BEGIN

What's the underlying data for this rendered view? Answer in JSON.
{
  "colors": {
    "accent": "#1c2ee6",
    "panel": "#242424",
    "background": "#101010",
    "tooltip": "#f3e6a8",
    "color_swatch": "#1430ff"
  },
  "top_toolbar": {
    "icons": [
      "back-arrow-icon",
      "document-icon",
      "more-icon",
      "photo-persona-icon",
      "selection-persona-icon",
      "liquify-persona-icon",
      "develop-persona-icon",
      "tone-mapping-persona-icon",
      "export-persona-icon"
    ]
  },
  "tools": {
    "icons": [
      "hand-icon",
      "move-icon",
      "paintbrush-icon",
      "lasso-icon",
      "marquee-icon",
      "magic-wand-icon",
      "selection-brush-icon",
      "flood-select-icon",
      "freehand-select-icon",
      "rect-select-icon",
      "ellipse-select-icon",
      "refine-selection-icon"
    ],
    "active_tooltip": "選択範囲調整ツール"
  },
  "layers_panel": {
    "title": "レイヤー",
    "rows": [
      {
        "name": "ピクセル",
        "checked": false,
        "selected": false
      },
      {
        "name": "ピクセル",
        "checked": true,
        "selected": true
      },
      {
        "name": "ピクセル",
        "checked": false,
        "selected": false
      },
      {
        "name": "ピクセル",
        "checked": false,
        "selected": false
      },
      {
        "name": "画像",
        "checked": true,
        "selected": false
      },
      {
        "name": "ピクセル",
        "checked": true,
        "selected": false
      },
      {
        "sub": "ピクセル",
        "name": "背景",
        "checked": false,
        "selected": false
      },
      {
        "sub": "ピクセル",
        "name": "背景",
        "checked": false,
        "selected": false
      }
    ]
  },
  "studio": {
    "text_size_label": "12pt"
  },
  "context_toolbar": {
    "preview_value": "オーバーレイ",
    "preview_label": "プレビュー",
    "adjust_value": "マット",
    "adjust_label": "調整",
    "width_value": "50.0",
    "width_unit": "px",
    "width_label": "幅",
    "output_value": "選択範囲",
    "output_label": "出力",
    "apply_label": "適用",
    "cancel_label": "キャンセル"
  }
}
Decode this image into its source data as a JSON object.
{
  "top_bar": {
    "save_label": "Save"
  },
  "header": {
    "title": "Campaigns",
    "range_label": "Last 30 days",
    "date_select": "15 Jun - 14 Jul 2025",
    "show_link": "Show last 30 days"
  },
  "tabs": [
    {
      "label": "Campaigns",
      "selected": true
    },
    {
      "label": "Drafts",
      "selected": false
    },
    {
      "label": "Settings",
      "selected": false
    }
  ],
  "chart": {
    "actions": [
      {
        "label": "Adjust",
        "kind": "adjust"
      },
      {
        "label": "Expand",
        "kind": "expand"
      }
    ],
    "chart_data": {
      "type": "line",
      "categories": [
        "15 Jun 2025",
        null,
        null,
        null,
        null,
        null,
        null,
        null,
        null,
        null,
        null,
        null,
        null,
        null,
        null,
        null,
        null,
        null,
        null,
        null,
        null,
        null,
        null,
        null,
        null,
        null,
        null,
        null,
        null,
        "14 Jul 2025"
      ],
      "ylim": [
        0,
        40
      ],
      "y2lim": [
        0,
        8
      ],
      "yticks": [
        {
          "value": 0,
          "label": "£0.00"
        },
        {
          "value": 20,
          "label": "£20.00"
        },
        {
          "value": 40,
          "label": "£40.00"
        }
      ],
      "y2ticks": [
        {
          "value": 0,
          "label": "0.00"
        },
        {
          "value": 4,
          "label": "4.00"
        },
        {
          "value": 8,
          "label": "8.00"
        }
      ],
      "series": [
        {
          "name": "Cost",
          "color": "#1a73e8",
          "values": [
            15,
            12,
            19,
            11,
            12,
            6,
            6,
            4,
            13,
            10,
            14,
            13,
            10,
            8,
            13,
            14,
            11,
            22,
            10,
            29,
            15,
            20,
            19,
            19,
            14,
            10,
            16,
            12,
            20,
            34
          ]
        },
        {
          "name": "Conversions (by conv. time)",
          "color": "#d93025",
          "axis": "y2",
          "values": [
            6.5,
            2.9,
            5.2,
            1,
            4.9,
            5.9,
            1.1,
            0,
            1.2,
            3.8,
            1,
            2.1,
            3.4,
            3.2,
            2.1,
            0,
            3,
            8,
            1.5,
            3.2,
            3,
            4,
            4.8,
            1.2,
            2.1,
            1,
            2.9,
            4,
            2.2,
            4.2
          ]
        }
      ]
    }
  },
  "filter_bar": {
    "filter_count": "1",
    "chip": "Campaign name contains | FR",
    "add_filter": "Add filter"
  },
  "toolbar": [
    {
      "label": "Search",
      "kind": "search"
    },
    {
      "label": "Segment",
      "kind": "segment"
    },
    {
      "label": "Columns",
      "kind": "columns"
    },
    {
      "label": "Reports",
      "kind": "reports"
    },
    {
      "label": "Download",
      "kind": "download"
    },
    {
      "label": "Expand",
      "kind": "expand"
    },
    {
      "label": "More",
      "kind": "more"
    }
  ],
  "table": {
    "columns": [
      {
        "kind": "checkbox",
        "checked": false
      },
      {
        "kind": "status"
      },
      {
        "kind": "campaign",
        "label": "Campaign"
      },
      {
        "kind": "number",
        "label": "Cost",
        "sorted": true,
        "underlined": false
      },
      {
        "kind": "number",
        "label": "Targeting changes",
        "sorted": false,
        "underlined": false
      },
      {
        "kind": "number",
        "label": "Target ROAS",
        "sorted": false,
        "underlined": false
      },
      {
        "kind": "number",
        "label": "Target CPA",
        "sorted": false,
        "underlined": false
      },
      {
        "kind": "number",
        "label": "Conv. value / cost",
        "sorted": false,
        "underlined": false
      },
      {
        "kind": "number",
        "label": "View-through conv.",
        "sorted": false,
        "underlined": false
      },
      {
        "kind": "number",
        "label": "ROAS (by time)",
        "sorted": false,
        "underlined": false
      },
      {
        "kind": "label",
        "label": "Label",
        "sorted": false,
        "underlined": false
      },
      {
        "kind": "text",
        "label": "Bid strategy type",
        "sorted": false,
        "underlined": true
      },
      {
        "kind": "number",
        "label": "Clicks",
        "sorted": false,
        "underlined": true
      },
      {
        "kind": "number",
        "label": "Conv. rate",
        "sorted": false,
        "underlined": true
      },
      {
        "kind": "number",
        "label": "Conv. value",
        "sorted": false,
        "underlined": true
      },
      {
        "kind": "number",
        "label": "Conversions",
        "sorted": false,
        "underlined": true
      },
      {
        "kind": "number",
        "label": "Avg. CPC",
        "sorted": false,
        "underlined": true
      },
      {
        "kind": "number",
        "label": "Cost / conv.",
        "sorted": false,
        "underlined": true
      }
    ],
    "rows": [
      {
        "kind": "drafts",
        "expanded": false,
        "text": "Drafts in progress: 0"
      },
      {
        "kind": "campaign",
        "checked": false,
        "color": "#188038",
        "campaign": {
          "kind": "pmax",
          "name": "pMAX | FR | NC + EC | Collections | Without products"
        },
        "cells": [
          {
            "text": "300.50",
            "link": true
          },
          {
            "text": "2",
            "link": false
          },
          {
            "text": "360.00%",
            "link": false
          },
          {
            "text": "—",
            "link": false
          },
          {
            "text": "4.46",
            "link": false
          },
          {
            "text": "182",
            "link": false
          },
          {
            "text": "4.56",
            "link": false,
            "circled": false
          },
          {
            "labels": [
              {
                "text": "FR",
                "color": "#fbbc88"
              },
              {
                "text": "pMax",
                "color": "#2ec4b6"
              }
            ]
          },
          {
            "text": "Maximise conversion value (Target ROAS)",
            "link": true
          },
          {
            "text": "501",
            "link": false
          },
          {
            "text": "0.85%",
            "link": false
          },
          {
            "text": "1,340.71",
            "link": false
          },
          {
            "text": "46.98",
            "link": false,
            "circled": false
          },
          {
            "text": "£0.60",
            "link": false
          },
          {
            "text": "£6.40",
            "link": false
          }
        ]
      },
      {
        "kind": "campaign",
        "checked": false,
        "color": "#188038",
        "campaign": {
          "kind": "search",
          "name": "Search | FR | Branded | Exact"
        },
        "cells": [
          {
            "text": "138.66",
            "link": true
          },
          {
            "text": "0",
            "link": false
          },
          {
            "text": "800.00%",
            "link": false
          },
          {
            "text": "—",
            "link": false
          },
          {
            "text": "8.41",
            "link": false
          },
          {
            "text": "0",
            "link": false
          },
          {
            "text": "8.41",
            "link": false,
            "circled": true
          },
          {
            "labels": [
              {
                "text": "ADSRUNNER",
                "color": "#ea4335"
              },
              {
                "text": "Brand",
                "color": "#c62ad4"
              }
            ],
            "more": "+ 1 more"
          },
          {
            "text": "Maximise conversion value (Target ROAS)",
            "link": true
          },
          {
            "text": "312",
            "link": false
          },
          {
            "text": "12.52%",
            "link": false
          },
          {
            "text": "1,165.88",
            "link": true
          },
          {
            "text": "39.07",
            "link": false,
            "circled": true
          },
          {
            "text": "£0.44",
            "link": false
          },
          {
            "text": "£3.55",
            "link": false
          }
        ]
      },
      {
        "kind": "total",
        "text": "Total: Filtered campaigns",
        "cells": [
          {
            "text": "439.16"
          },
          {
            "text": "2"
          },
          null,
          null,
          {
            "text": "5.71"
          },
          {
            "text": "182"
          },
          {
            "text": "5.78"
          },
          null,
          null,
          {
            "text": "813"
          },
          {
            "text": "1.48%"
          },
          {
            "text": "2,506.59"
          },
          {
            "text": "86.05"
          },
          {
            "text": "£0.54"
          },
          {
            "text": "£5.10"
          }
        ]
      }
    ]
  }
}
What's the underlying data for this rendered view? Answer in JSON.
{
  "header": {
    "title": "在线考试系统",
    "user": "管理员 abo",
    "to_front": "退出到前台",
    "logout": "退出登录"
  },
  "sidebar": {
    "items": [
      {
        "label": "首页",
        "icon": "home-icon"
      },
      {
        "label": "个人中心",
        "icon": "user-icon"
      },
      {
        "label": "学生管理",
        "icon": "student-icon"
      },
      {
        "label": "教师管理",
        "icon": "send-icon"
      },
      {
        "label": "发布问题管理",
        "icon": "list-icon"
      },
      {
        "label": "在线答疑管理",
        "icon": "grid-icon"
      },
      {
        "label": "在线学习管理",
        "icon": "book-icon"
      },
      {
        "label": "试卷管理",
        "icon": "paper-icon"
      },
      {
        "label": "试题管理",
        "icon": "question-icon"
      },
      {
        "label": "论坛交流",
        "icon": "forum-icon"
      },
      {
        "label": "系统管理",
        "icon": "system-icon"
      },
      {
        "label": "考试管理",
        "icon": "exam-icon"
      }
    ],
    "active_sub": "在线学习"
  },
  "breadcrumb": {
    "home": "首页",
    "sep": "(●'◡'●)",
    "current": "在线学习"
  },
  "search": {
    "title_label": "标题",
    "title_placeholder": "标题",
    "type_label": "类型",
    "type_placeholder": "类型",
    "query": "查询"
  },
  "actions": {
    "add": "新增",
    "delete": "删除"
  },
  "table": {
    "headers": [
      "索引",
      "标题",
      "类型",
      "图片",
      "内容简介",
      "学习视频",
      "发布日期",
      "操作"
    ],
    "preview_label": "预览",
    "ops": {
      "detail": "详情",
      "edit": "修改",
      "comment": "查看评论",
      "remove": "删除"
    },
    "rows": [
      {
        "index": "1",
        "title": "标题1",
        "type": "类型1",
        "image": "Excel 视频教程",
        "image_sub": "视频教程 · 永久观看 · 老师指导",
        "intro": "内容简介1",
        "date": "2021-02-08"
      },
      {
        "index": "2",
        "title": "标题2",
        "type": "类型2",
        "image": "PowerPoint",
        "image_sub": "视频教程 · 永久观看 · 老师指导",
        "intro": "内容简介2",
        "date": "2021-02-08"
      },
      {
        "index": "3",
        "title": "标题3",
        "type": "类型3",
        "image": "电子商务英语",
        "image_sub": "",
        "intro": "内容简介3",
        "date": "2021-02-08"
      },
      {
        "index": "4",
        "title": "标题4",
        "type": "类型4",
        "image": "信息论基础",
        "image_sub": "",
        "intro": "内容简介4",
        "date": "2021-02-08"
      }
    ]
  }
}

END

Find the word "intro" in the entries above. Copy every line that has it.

        "intro": "内容简介1",
        "intro": "内容简介2",
        "intro": "内容简介3",
        "intro": "内容简介4",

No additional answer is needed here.